Directions: Each entry that follows is to be duplicated exactly, without its images.
▬▬▬▬▬▬▬▬▬▬
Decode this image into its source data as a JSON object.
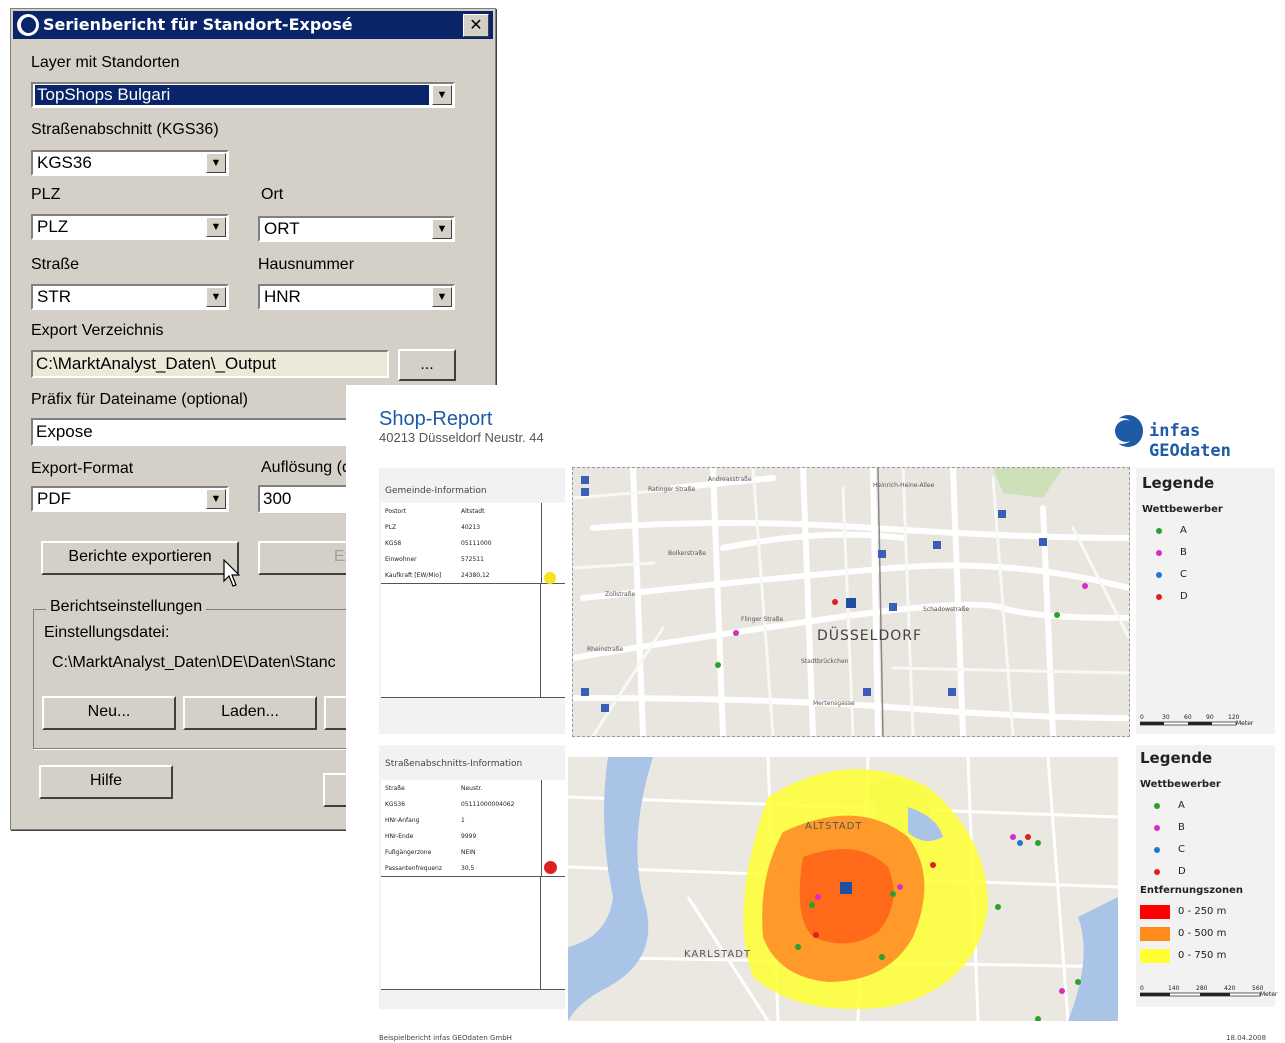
{
  "dialog": {
    "title": "Serienbericht für Standort-Exposé",
    "close_label": "✕",
    "layer": {
      "label": "Layer mit Standorten",
      "value": "TopShops Bulgari"
    },
    "street_section": {
      "label": "Straßenabschnitt (KGS36)",
      "value": "KGS36"
    },
    "plz": {
      "label": "PLZ",
      "value": "PLZ"
    },
    "ort": {
      "label": "Ort",
      "value": "ORT"
    },
    "strasse": {
      "label": "Straße",
      "value": "STR"
    },
    "hausnummer": {
      "label": "Hausnummer",
      "value": "HNR"
    },
    "export_dir": {
      "label": "Export Verzeichnis",
      "value": "C:\\MarktAnalyst_Daten\\_Output",
      "browse_label": "..."
    },
    "prefix": {
      "label": "Präfix für Dateiname (optional)",
      "value": "Expose"
    },
    "export_format": {
      "label": "Export-Format",
      "value": "PDF"
    },
    "resolution": {
      "label": "Auflösung (d",
      "value": "300"
    },
    "buttons": {
      "export_reports": "Berichte exportieren",
      "export": "Export"
    },
    "report_settings": {
      "group_title": "Berichtseinstellungen",
      "settings_file_label": "Einstellungsdatei:",
      "settings_file_path": "C:\\MarktAnalyst_Daten\\DE\\Daten\\Stanc",
      "new_button": "Neu...",
      "load_button": "Laden..."
    },
    "help_button": "Hilfe"
  },
  "report": {
    "title": "Shop-Report",
    "subtitle": "40213 Düsseldorf Neustr. 44",
    "logo_text": "infas GEOdaten",
    "municipality": {
      "title": "Gemeinde-Information",
      "rows": [
        {
          "key": "Postort",
          "value": "Altstadt"
        },
        {
          "key": "PLZ",
          "value": "40213"
        },
        {
          "key": "KGS8",
          "value": "05111000"
        },
        {
          "key": "Einwohner",
          "value": "572511"
        },
        {
          "key": "Kaufkraft [EW/Mio]",
          "value": "24380,12"
        }
      ]
    },
    "street_info": {
      "title": "Straßenabschnitts-Information",
      "rows": [
        {
          "key": "Straße",
          "value": "Neustr."
        },
        {
          "key": "KGS36",
          "value": "05111000004062"
        },
        {
          "key": "HNr-Anfang",
          "value": "1"
        },
        {
          "key": "HNr-Ende",
          "value": "9999"
        },
        {
          "key": "Fußgängerzone",
          "value": "NEIN"
        },
        {
          "key": "Passantenfrequenz",
          "value": "30,5"
        }
      ]
    },
    "map1": {
      "city_label": "DÜSSELDORF",
      "streets": [
        "Ratinger Straße",
        "Andreasstraße",
        "Bolkerstraße",
        "Zollstraße",
        "Flinger Straße",
        "Rheinstraße",
        "Schadowstraße",
        "Stadtbrückchen",
        "Mertensgasse",
        "Heinrich-Heine-Allee"
      ]
    },
    "map2": {
      "labels": [
        "ALTSTADT",
        "KARLSTADT"
      ]
    },
    "legend1": {
      "title": "Legende",
      "subtitle": "Wettbewerber",
      "items": [
        {
          "label": "A",
          "color": "#2ca02c"
        },
        {
          "label": "B",
          "color": "#d62dc6"
        },
        {
          "label": "C",
          "color": "#1f77d4"
        },
        {
          "label": "D",
          "color": "#e02020"
        }
      ],
      "scale": [
        "0",
        "30",
        "60",
        "90",
        "120"
      ],
      "scale_unit": "Meter"
    },
    "legend2": {
      "title": "Legende",
      "subtitle": "Wettbewerber",
      "items": [
        {
          "label": "A",
          "color": "#2ca02c"
        },
        {
          "label": "B",
          "color": "#d62dc6"
        },
        {
          "label": "C",
          "color": "#1f77d4"
        },
        {
          "label": "D",
          "color": "#e02020"
        }
      ],
      "zones_title": "Entfernungszonen",
      "zones": [
        {
          "label": "0 - 250 m",
          "color": "#ff0000"
        },
        {
          "label": "0 - 500 m",
          "color": "#ff8c1a"
        },
        {
          "label": "0 - 750 m",
          "color": "#ffff33"
        }
      ],
      "scale": [
        "0",
        "140",
        "280",
        "420",
        "560"
      ],
      "scale_unit": "Meter"
    },
    "footer_left": "Beispielbericht infas GEOdaten GmbH",
    "footer_right": "18.04.2008"
  }
}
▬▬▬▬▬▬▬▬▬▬
Exercise result:
Decode this image into its source data as a JSON object.
{
  "dialog": {
    "title": "Serienbericht für Standort-Exposé",
    "close_label": "✕",
    "layer": {
      "label": "Layer mit Standorten",
      "value": "TopShops Bulgari"
    },
    "street_section": {
      "label": "Straßenabschnitt (KGS36)",
      "value": "KGS36"
    },
    "plz": {
      "label": "PLZ",
      "value": "PLZ"
    },
    "ort": {
      "label": "Ort",
      "value": "ORT"
    },
    "strasse": {
      "label": "Straße",
      "value": "STR"
    },
    "hausnummer": {
      "label": "Hausnummer",
      "value": "HNR"
    },
    "export_dir": {
      "label": "Export Verzeichnis",
      "value": "C:\\MarktAnalyst_Daten\\_Output",
      "browse_label": "..."
    },
    "prefix": {
      "label": "Präfix für Dateiname (optional)",
      "value": "Expose"
    },
    "export_format": {
      "label": "Export-Format",
      "value": "PDF"
    },
    "resolution": {
      "label": "Auflösung (d",
      "value": "300"
    },
    "buttons": {
      "export_reports": "Berichte exportieren",
      "export": "Export"
    },
    "report_settings": {
      "group_title": "Berichtseinstellungen",
      "settings_file_label": "Einstellungsdatei:",
      "settings_file_path": "C:\\MarktAnalyst_Daten\\DE\\Daten\\Stanc",
      "new_button": "Neu...",
      "load_button": "Laden..."
    },
    "help_button": "Hilfe"
  },
  "report": {
    "title": "Shop-Report",
    "subtitle": "40213 Düsseldorf Neustr. 44",
    "logo_text": "infas GEOdaten",
    "municipality": {
      "title": "Gemeinde-Information",
      "rows": [
        {
          "key": "Postort",
          "value": "Altstadt"
        },
        {
          "key": "PLZ",
          "value": "40213"
        },
        {
          "key": "KGS8",
          "value": "05111000"
        },
        {
          "key": "Einwohner",
          "value": "572511"
        },
        {
          "key": "Kaufkraft [EW/Mio]",
          "value": "24380,12"
        }
      ]
    },
    "street_info": {
      "title": "Straßenabschnitts-Information",
      "rows": [
        {
          "key": "Straße",
          "value": "Neustr."
        },
        {
          "key": "KGS36",
          "value": "05111000004062"
        },
        {
          "key": "HNr-Anfang",
          "value": "1"
        },
        {
          "key": "HNr-Ende",
          "value": "9999"
        },
        {
          "key": "Fußgängerzone",
          "value": "NEIN"
        },
        {
          "key": "Passantenfrequenz",
          "value": "30,5"
        }
      ]
    },
    "map1": {
      "city_label": "DÜSSELDORF",
      "streets": [
        "Ratinger Straße",
        "Andreasstraße",
        "Bolkerstraße",
        "Zollstraße",
        "Flinger Straße",
        "Rheinstraße",
        "Schadowstraße",
        "Stadtbrückchen",
        "Mertensgasse",
        "Heinrich-Heine-Allee"
      ]
    },
    "map2": {
      "labels": [
        "ALTSTADT",
        "KARLSTADT"
      ]
    },
    "legend1": {
      "title": "Legende",
      "subtitle": "Wettbewerber",
      "items": [
        {
          "label": "A",
          "color": "#2ca02c"
        },
        {
          "label": "B",
          "color": "#d62dc6"
        },
        {
          "label": "C",
          "color": "#1f77d4"
        },
        {
          "label": "D",
          "color": "#e02020"
        }
      ],
      "scale": [
        "0",
        "30",
        "60",
        "90",
        "120"
      ],
      "scale_unit": "Meter"
    },
    "legend2": {
      "title": "Legende",
      "subtitle": "Wettbewerber",
      "items": [
        {
          "label": "A",
          "color": "#2ca02c"
        },
        {
          "label": "B",
          "color": "#d62dc6"
        },
        {
          "label": "C",
          "color": "#1f77d4"
        },
        {
          "label": "D",
          "color": "#e02020"
        }
      ],
      "zones_title": "Entfernungszonen",
      "zones": [
        {
          "label": "0 - 250 m",
          "color": "#ff0000"
        },
        {
          "label": "0 - 500 m",
          "color": "#ff8c1a"
        },
        {
          "label": "0 - 750 m",
          "color": "#ffff33"
        }
      ],
      "scale": [
        "0",
        "140",
        "280",
        "420",
        "560"
      ],
      "scale_unit": "Meter"
    },
    "footer_left": "Beispielbericht infas GEOdaten GmbH",
    "footer_right": "18.04.2008"
  }
}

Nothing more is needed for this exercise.